[AIM OF THE EXERCISE]
Return every entry below exactly as written, minus the pictures.

[Web page and app entries]
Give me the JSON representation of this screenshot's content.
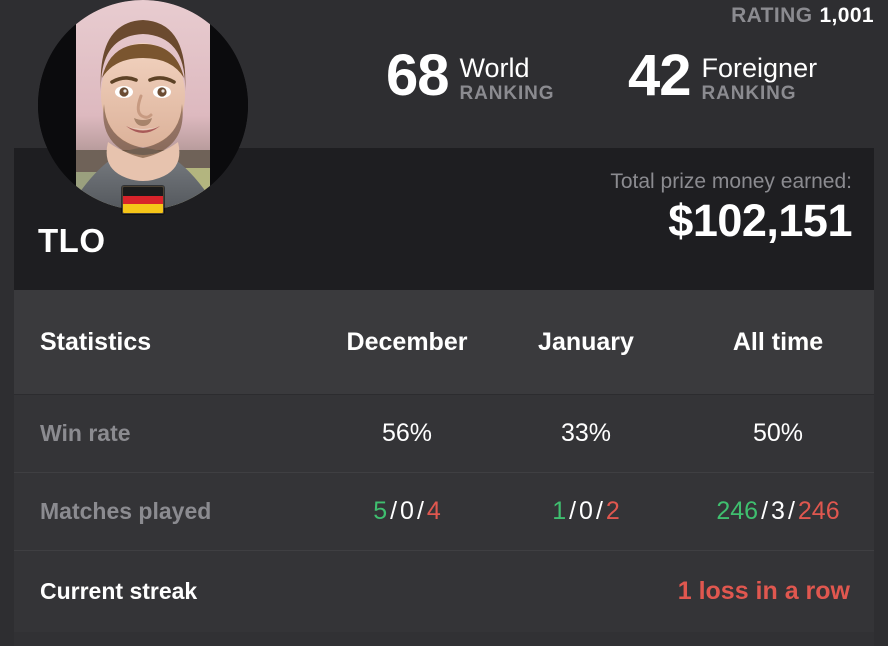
{
  "header": {
    "rating_label": "RATING",
    "rating_value": "1,001",
    "rankings": [
      {
        "number": "68",
        "scope": "World",
        "word": "RANKING"
      },
      {
        "number": "42",
        "scope": "Foreigner",
        "word": "RANKING"
      }
    ]
  },
  "profile": {
    "player_name": "TLO",
    "country_flag": "germany-flag-icon",
    "avatar": "player-avatar-photo",
    "prize_label": "Total prize money earned:",
    "prize_value": "$102,151"
  },
  "statistics": {
    "title": "Statistics",
    "columns": [
      "December",
      "January",
      "All time"
    ],
    "rows": [
      {
        "label": "Win rate",
        "values": [
          "56%",
          "33%",
          "50%"
        ]
      },
      {
        "label": "Matches played",
        "records": [
          {
            "wins": "5",
            "draws": "0",
            "losses": "4"
          },
          {
            "wins": "1",
            "draws": "0",
            "losses": "2"
          },
          {
            "wins": "246",
            "draws": "3",
            "losses": "246"
          }
        ],
        "separator": "/"
      }
    ],
    "streak": {
      "label": "Current streak",
      "value": "1 loss in a row"
    }
  },
  "colors": {
    "win_green": "#3fbf6f",
    "loss_red": "#e0574f",
    "muted_text": "#8b8b90",
    "white_text": "#ffffff",
    "header_bg": "#2e2e31",
    "profile_bg": "#1e1e21",
    "stats_bg": "#343437",
    "stats_header_bg": "#3a3a3d"
  }
}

[ANSWER]
Give me the JSON representation of this screenshot's content.
{
  "header": {
    "rating_label": "RATING",
    "rating_value": "1,001",
    "rankings": [
      {
        "number": "68",
        "scope": "World",
        "word": "RANKING"
      },
      {
        "number": "42",
        "scope": "Foreigner",
        "word": "RANKING"
      }
    ]
  },
  "profile": {
    "player_name": "TLO",
    "country_flag": "germany-flag-icon",
    "avatar": "player-avatar-photo",
    "prize_label": "Total prize money earned:",
    "prize_value": "$102,151"
  },
  "statistics": {
    "title": "Statistics",
    "columns": [
      "December",
      "January",
      "All time"
    ],
    "rows": [
      {
        "label": "Win rate",
        "values": [
          "56%",
          "33%",
          "50%"
        ]
      },
      {
        "label": "Matches played",
        "records": [
          {
            "wins": "5",
            "draws": "0",
            "losses": "4"
          },
          {
            "wins": "1",
            "draws": "0",
            "losses": "2"
          },
          {
            "wins": "246",
            "draws": "3",
            "losses": "246"
          }
        ],
        "separator": "/"
      }
    ],
    "streak": {
      "label": "Current streak",
      "value": "1 loss in a row"
    }
  },
  "colors": {
    "win_green": "#3fbf6f",
    "loss_red": "#e0574f",
    "muted_text": "#8b8b90",
    "white_text": "#ffffff",
    "header_bg": "#2e2e31",
    "profile_bg": "#1e1e21",
    "stats_bg": "#343437",
    "stats_header_bg": "#3a3a3d"
  }
}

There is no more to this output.